In darkness shall I have relief from the pain,
Though blood from my eyes shall fall down like rain!
My sorrow, my grief, I’ll keep in my heart,
But dwell alone, in exile and apart.
The ruin of Thebes I’ll never perceive
By my eyes, though I’ll cease never to grieve;
The curse of the gods in darkness I’ll bear;
Into the blackness of Chaos I’ll stare.
Too long did I look on the curse of my house,
Polluted sons by my polluted spouse.
May the darkness one day cover my mind:
Then in all things, at last, I shall be blind!”

The Right of Might

The king of heaven, Zeus, sent Might, his guard,
To chain Prometheus and put him in ward;
And Violence sent he too to lend his hand,
Lest the judgment fail and the guilty stand
Unpunished for the crimes that he committed;
Though Vulcan begged the felon be acquitted:
But Zeus would not be swayed to turn from Right,
And so he gave command and sent forth Might.
These led Prometheus to the mountain top,
And found a place for him on a rocky crop;
And Might commanded Vulcan take a chain
And bind Prometheus, who cried in vain;
And Vulcan sought in earnest to assuage
The punishment that Zeus meted in his rage:
But Might reminded Vulcan he was charged
To do the will of Zeus who was enlarged
In all his power, holding sovereign sway;
And yet did Vulcan seek to wile by delay.
But Might was quick to threaten, so Vulcan did
As Might commanded what by Zeus was bid.
He bound the Titan thief that stole the fire
And thought that men therewith he could inspire:
By lies and theft the malefactor thought
He could subdue the king with whom he fought:
But cunning trickery only finds a way
When rulers cease to make might and right their way;
And so the thief was bound where his tongue could not
Spread through heaven’s ranks its deceit and rot.
Once he was tightly bound, Vulcan gave a sigh
And said “This is a sight that hurts the eye;
This plight pains the spirit when it observes.”
But Might said “I see he got what he deserves.”
So they left Prometheus where his words
Would be heard by none but wild beasts and birds;
Though he speak a thousand years he’d not succeed
In men or gods to rank rebellion breed.

For Hera

The Argive Hera, wife of Zeus, became
The Queen of heaven in both deed and name;
She it was that bore Ares, god of war,
Whose rage in battle echoes with a roar;
And Liberty she also brought to birth,
Whom the brave esteem of unequalled worth;
And Hebe goddess of the golden age
Of youth, whose fruits life’s troubles do assuage:
For strength and vigour and beauty most of all,
These bring their joy until old age spreads its pall.
These Hera bore to Zeus the reigning king,
Who is the source from which all good things spring.
But without Zeus she also bore a child:
The ugly thing was not in beauty styled;
A cripple was this son Hephaistos born,
Hence from her breast this wanting son was torn:
She hurled him from Olympus, and below
He worked a forge and did a bellows blow.
There fashioned he whatever Zeus required,
Achilles’ armour too in his forge he fired.
And Hera safe in Heaven stayed with Zeus,
Though oftentimes he played on her a ruse;
Yet next to him enthroned she did appear;
Of all that lived she only did he fear.
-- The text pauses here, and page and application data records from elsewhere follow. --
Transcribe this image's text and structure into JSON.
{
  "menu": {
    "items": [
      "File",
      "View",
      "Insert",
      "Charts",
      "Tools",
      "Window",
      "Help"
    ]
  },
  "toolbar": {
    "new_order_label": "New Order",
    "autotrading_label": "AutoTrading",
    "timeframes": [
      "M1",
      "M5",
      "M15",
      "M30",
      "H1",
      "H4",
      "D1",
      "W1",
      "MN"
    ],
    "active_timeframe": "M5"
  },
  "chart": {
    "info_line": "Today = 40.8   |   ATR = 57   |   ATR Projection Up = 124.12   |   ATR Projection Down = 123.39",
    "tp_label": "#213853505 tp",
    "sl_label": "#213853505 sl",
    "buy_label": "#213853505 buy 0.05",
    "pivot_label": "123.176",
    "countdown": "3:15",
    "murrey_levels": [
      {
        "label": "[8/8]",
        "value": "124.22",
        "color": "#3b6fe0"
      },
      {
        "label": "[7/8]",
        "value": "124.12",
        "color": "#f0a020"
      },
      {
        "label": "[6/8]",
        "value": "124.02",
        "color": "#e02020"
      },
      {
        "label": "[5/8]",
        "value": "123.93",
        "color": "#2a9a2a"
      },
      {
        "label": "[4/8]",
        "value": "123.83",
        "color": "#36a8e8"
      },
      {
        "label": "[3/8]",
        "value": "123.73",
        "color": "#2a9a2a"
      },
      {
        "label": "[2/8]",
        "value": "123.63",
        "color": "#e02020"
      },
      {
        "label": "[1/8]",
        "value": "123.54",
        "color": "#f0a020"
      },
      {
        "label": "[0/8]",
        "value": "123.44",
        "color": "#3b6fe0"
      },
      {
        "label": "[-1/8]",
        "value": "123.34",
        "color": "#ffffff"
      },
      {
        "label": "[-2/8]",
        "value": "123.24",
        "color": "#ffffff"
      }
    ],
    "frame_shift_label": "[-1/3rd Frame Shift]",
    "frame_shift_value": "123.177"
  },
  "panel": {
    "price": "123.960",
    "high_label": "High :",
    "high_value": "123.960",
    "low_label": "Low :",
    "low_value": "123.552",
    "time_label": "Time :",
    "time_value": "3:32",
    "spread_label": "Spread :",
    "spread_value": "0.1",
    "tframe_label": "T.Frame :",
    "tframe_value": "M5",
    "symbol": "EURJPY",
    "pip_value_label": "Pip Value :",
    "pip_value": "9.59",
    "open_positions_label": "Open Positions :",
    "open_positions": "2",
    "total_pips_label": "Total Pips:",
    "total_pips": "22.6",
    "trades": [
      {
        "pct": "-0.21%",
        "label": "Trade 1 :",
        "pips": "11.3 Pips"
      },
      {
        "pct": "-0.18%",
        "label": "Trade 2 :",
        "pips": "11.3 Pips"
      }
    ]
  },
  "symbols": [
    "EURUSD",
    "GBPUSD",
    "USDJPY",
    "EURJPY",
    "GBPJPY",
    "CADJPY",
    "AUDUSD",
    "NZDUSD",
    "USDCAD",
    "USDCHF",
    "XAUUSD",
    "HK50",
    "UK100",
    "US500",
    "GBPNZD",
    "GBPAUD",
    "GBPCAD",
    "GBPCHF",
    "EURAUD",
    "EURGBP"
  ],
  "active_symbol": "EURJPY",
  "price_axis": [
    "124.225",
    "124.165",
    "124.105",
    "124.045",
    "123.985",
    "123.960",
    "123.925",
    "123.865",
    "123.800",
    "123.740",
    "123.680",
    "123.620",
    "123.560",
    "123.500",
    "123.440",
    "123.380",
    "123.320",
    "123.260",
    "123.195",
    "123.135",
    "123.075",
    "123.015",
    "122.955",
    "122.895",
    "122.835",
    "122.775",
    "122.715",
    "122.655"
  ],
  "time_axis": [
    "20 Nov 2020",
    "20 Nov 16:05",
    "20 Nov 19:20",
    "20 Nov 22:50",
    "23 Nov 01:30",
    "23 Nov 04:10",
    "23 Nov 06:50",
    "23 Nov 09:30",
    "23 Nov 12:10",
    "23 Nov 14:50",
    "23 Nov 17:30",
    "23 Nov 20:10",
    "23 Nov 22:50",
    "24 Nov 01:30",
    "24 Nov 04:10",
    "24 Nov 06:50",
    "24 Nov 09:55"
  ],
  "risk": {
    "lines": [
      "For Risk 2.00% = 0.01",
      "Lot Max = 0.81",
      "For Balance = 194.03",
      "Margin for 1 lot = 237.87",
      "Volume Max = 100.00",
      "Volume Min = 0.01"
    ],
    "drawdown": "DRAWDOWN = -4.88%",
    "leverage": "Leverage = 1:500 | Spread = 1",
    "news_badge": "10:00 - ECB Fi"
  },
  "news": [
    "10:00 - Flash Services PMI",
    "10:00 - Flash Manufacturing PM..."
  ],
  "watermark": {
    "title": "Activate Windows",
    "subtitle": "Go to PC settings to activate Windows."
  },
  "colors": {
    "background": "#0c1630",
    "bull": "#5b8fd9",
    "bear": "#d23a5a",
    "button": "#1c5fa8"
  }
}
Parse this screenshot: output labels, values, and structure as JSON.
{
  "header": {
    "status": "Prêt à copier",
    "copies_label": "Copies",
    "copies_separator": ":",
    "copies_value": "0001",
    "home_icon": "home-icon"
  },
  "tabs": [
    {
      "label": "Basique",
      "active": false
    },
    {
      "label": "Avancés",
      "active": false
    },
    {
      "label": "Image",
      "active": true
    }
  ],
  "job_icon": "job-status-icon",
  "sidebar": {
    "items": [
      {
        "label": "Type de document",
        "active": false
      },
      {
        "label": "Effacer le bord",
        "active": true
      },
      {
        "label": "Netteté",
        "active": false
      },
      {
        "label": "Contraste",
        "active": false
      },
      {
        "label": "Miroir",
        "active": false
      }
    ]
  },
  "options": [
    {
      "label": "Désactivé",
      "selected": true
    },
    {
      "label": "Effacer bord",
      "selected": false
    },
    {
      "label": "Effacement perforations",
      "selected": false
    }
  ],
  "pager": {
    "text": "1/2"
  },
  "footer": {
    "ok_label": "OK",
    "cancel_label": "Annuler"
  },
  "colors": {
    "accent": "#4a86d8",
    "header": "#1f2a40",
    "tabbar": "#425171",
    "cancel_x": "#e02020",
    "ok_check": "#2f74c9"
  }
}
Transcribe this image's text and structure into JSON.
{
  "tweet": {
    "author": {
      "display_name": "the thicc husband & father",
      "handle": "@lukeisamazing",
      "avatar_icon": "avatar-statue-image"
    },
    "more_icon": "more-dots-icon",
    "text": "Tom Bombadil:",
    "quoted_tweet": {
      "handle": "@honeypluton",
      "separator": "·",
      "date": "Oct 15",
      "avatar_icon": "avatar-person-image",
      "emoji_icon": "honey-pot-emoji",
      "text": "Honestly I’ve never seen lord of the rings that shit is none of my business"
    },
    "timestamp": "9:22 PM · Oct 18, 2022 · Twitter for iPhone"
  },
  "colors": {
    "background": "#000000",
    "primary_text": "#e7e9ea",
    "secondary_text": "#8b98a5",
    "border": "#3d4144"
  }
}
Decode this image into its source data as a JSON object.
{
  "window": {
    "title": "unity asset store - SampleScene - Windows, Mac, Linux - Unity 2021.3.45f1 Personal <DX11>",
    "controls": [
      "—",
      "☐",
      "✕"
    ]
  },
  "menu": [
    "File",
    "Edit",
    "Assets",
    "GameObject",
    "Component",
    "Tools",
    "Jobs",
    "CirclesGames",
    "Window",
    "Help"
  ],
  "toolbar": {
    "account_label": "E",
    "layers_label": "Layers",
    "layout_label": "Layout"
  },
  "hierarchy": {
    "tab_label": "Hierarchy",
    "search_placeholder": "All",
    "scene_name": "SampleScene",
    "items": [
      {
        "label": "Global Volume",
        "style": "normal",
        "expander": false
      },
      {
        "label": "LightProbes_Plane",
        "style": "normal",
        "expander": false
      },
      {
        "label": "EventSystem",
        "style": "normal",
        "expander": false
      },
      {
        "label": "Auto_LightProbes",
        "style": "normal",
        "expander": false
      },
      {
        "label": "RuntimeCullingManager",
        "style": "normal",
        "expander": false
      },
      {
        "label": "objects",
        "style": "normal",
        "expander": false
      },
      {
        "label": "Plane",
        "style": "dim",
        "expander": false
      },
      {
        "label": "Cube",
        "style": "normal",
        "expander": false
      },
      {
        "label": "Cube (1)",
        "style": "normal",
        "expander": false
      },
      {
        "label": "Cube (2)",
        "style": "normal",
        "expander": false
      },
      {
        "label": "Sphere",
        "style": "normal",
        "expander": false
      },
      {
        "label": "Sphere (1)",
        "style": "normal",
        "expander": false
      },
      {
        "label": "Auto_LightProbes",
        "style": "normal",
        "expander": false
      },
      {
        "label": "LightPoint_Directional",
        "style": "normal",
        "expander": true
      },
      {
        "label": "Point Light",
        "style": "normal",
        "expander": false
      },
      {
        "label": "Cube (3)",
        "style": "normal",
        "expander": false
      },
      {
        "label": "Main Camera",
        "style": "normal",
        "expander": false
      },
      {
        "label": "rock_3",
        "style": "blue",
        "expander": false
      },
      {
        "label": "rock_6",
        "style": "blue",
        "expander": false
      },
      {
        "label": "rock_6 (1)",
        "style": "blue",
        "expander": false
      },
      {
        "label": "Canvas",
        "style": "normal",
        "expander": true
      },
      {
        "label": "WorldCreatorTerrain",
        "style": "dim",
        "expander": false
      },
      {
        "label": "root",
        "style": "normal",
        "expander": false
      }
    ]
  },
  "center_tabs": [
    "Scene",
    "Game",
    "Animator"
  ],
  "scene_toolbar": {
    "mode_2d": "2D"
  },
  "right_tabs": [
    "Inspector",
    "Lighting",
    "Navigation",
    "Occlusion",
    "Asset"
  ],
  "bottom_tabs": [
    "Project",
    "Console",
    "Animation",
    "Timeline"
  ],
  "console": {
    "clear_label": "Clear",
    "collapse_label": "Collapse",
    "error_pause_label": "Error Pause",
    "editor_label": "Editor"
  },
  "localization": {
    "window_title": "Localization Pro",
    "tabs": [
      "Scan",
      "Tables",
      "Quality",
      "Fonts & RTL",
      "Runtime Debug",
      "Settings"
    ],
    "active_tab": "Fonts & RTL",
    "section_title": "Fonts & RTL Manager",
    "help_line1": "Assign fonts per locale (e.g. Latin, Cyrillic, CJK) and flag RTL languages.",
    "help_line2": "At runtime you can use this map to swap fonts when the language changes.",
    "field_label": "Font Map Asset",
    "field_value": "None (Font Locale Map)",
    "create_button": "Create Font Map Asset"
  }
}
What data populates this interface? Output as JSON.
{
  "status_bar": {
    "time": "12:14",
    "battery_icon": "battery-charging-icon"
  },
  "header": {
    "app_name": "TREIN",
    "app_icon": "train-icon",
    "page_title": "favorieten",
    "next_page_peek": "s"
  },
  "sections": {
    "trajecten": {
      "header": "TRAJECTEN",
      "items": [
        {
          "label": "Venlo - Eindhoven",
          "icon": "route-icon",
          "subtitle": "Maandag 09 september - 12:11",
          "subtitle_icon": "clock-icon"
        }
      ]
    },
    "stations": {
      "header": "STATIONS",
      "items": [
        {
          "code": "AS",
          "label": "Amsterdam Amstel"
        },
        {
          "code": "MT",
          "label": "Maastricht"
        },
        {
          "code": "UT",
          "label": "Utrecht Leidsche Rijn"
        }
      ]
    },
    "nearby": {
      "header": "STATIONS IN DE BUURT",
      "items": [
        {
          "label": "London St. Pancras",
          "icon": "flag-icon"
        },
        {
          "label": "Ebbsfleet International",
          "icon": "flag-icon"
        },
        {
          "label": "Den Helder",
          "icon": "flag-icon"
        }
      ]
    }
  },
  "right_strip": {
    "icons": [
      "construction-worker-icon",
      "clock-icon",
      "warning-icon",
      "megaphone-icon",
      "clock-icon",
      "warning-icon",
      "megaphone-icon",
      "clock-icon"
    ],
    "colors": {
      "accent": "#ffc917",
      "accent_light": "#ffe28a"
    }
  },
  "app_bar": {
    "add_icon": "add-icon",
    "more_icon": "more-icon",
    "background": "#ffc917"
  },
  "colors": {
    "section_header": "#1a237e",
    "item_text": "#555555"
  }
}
Lycurgus Drives Out Bacchus

Lycurgus, king of Thrace, son of Oak,
From peaceful sleep to frantic cries awoke,
And straight inquired the meaning of the uproar.
“Sire, Bacchus’ ship has landed on our shore.
To him have all the women resorted,
And without license has he exhorted
That they abandon home and run about
And in the woods and mountains statutes flout;
To drink till they are drunken from the wine,
Which they have seasoned with extract of pine:
But they have not diluted it with snow;
With unmixed wine their giant cups o’erflow.
These drunken revels overthrow their sense:
Thus Bacchus’ has his rites at our expense.”
Lycurgus swelled with rage and was aghast:
“I’ll seize th’ invader and he’ll feel the blast
Of fury and of rage and martial skill;
He’ll flee or on the ground his blood I’ll spill.”
He seized an ox-goad then and hunted down
The rebel who with wine had tried to drown
All sense and reason for to overthrow
The kingdom, which by riot is brought low.
He found the Maenad followers and drove
Them into prison, cursing them by Jove:
But Bacchus to the border did he hound
And thought his tearful cries a joyful sound;
Though Bacchus claimed himself to be a god,
Yet flew he thence before Lycurgus’ rod.